Indeed, each time a boxer steps into the ring, there is a serious risk that he/she may lose their life or sustain a life-changing brain injury. No need to reiterate that fact. Not for me. Not ever again. As death lingers around every corner, life itself is risky, varying only by degrees. 

Unlike boxing, most sports have scoreboards that contestants may know where they stand in the scheme of things. After all, be it in the ring or on the field, one needs a scoreboard, a context, something that lends direction and meaning to one’s locale on the journey. In the soul-gathering business, body and brain are short-lived by design. What’s more, they’re destined for disposability, eventually re-converting their material energies back into the pure invisible form from which they derived, merely departing the field of time en-route to their destination. There, chaff is separated from wheat, life from death, winning from losing, wisdom from foolishness, pain from pleasure and all opposites become reconciled. You can look it up. And boxing? Why, boxing is just one of many risky endeavors that hastens one’s journey homeward. Call it but one instance where the eternal seizes opportunity to convert lemons into lemonade. Welcome to the World Championship of Paradox, a place where ‘dead on arrival’ is grotesque if only from our point of view. Kevorkianesque, you say? Cynical? Perhaps. Go ahead, laugh. I’ve been converted. Was blind, but now I see. Don King, eat your heart out.   

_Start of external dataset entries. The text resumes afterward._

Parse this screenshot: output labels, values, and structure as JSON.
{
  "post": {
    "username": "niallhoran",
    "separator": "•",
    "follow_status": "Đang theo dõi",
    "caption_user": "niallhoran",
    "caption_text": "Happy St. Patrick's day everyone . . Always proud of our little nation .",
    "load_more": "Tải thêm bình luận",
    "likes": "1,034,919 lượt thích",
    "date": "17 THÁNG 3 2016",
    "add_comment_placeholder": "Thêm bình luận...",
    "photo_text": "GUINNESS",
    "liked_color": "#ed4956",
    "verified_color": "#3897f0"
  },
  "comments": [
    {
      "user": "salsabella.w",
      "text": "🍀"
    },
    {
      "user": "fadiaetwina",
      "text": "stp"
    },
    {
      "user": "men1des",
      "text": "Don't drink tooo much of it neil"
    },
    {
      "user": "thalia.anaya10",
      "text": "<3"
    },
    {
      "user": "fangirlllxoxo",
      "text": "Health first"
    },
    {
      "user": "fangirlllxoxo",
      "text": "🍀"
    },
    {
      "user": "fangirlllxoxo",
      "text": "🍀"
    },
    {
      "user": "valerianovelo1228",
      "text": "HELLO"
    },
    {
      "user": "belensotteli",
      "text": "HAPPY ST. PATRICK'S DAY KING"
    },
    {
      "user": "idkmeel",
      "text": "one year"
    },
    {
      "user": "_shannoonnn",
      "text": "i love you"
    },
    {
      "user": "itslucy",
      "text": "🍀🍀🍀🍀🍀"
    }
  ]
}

Michael Norgrove will tell you as much, as will Jimmy Doyle, Benny (Kid) Paret, Duk Koo Kim and a host of others going all the way back to bare-knuckled champion George Stevenson in 1741—if we could but speak to them. They know that their former citizenship was in a hellish world of mixed blessings, where life and death, by design, shake hands daily, only to square-off—win, lose or draw. 

Of a certainty they will attest to such things, memory intact, every last one. For no one is punch-drunk there, nor are they counted down, or out. Having once been disposed of, such gloomy things have been discarded forever, like the musty gloves and robes of a bygone era. Left for us to ponder their skeletal remains in this puzzling squared-circle of life. 

Go ahead, laugh. I’m a believer. Was blind, but now I see. 

How about you?

Follow us on Twitter@boxing_com to continue the discussion

Read More Blogs
Discuss this in our forums

Related Articles


This is a place to express and/or debate your boxing views. It is not a place to offend anyone. If we feel comments are offensive, the post will be deleted and continuing offenders will be blocked from the site. Please keep it clean and civil! We want to have fun. We want some salty language and good-natured exchanges. But let's keep our punches above the belt...
  1. Ted 08:53am, 11/20/2013

    Joe,  I always like to get an answer.

  2. Frank 11:04am, 11/19/2013

    Don’t give up, don’t ever give up!

  3. Ted 01:45pm, 11/18/2013

    This is a powerful piece Joe. Thanks. But what EXACTLY are you saying about yourself? Are you through with it or are you staying with it?

  4. Irish Frankie Crawford Beat Saijo aka Gimpel 02:48pm, 11/17/2013

    Joe Masterleo-Like to get your input on this weighty matter as well….why do you think Alec Baldwin is such a homophobe? I have my own theory and it goes like this….he’s married to a very beautiful, very sultry/ sexy, and much younger woman and he has this stubby little dick….so he scapegoats gays because he is aware of studies that have been done that indicate that on average gays have bigger schlongs than straight males (has to do with something that occurs inutero during gestation)....what say you?.

  5. Irish Frankie Crawford Beat Saijo aka Gimpel 12:55pm, 11/17/2013

    Joe Masterleo-I like the way you think and it’s very clear to me that you invested some very serious thought into this matter….but now what?

  6. Ezra 12:18pm, 11/17/2013


Leave a comment